If Wild Heart by Mindi were to win, Yarbrough said the money would be used to purchase supplies for classes she plans to offer for kids, teens, and adults. She said it would also help her find a permanent space, saying that her current studio–her “art garage”–lacked heat, air, water, and restrooms. Yarbrough said art is a way to celebrate ideas, heritage, identity, and the future, and can be used as a way to bridge the mental and physical body.
After each participating business spoke the audience was given the opportunity to cast their vote for who they thought should win the prize.
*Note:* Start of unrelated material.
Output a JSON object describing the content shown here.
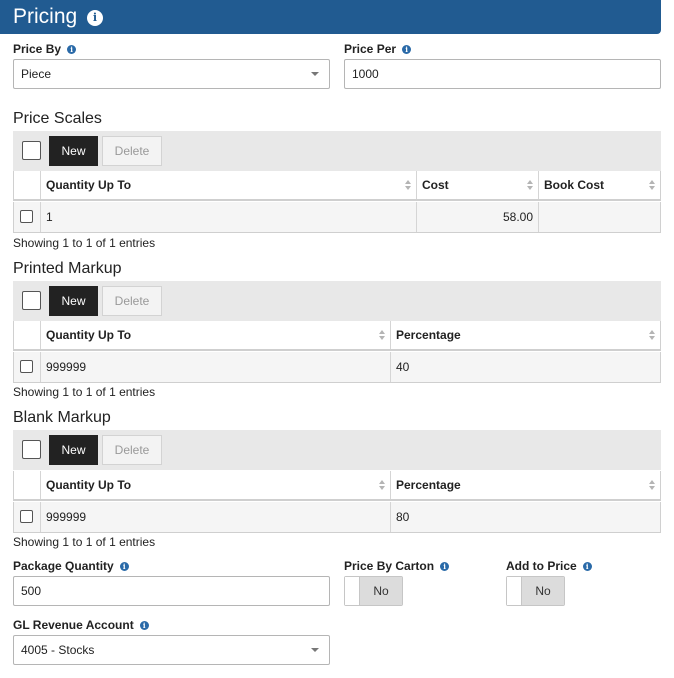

Jay Hercules of Opossum Pouch Soft Goods was declared the winner and presented with an oversized check worth $5,312. In shock, Hercules thanked those in attendance–whether they supported him or not–saying he was honored to have been selected and noting that the competition was tough.
Live music was offered by local guitarist Melody Rae, lead guitarist and singer of a new local band called Stone Campus. Food and drinks were served by River City Restaurant.
Two former Show of Hands winners, Libbi Gramby (left) and Melissa Rebholz (right), cast their votes at Show of Hands (photo by Wheeling Heritage Media).
Melody Rae entertaining the crowd at Show of Hands (photo courtesy of Wheeling Heritage Media).
A crows of more than 200 people gathered at the Wheeling Artisan Center for Show of Hands (photo by Wheeling Heritage Media).
At this event, Wheeling Heritage announced several upcoming events, including: